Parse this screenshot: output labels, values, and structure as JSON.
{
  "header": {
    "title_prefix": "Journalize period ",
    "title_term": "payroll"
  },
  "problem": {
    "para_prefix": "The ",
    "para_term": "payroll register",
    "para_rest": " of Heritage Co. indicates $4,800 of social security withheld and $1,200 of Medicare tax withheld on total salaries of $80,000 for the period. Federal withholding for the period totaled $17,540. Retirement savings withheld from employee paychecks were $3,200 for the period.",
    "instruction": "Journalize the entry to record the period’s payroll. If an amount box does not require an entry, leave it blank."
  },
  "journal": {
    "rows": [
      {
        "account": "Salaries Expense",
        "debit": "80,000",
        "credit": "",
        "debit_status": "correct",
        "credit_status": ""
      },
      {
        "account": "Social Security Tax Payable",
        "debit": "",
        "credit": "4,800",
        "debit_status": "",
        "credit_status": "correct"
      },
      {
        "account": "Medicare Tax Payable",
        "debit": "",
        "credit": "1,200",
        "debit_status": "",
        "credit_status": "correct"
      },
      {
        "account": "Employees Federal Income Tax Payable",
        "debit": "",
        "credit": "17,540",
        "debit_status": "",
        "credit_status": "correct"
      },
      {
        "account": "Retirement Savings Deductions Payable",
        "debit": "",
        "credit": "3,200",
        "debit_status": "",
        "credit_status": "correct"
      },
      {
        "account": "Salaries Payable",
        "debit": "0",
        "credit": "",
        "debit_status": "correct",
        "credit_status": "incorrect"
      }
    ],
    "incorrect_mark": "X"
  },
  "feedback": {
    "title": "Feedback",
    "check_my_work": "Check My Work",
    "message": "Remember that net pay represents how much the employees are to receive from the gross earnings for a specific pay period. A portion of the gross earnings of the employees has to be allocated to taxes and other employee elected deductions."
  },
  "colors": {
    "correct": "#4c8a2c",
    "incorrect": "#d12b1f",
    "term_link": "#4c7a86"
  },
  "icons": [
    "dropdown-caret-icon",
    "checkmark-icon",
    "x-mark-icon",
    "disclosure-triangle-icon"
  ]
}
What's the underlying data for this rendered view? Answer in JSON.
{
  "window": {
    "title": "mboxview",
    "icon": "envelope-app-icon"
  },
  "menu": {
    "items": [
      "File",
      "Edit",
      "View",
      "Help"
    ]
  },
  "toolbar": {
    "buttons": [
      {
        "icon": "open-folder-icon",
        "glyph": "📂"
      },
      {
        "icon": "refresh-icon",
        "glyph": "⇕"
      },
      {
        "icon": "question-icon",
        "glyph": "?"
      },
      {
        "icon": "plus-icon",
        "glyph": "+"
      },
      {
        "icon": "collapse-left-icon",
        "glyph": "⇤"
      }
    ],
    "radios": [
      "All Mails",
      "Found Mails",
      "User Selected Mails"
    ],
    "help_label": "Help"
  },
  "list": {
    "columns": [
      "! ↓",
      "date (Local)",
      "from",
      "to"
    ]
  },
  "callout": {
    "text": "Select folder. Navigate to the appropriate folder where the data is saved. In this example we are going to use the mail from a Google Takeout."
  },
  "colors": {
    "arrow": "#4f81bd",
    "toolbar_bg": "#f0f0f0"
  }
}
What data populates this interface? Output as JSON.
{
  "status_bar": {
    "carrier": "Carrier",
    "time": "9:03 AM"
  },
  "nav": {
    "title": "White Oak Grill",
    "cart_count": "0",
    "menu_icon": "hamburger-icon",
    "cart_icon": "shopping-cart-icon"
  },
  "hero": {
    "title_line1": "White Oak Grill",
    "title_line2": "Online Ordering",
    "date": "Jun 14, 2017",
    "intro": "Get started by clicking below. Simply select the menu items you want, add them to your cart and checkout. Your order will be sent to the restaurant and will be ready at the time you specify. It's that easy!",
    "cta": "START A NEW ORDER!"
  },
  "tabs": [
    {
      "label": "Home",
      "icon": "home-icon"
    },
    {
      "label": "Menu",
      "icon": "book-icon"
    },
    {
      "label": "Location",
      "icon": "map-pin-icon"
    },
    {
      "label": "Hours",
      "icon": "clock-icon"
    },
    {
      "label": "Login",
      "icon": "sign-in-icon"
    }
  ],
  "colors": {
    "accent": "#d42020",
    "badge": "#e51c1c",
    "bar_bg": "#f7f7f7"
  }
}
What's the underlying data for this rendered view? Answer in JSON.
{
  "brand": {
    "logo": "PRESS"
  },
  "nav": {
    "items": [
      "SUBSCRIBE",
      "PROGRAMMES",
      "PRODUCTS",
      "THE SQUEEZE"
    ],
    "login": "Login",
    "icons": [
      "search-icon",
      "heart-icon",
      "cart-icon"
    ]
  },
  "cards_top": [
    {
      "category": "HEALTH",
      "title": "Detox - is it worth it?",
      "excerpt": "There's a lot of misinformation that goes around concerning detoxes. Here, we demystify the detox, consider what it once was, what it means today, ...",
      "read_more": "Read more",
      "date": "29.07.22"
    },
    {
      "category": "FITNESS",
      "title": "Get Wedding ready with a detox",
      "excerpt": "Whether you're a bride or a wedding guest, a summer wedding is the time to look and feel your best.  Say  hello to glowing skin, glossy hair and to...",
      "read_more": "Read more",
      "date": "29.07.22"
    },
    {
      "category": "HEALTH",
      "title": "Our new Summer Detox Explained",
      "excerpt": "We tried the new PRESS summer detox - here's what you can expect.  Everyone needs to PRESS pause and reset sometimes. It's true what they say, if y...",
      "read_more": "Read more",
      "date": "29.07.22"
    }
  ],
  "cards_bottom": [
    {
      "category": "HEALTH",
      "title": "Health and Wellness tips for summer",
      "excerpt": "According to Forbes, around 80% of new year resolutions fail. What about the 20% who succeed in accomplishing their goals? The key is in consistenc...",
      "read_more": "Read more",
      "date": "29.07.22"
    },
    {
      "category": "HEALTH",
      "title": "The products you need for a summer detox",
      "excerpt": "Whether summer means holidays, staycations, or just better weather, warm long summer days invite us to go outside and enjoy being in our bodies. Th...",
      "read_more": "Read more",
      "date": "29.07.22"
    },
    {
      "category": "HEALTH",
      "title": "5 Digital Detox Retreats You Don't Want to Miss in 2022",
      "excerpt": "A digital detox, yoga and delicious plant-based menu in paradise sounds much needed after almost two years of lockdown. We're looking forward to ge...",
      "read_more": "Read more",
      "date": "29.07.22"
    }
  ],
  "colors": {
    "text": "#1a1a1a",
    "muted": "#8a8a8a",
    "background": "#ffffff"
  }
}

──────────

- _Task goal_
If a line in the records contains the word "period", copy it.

- _Solution for this exercise_
    "title_prefix": "Journalize period ",
    "para_rest": " of Heritage Co. indicates $4,800 of social security withheld and $1,200 of Medicare tax withheld on total salaries of $80,000 for the period. Federal withholding for the period totaled $17,540. Retirement savings withheld from employee paychecks were $3,200 for the period.",
    "instruction": "Journalize the entry to record the period’s payroll. If an amount box does not require an entry, leave it blank."
    "message": "Remember that net pay represents how much the employees are to receive from the gross earnings for a specific pay period. A portion of the gross earnings of the employees has to be allocated to taxes and other employee elected deductions."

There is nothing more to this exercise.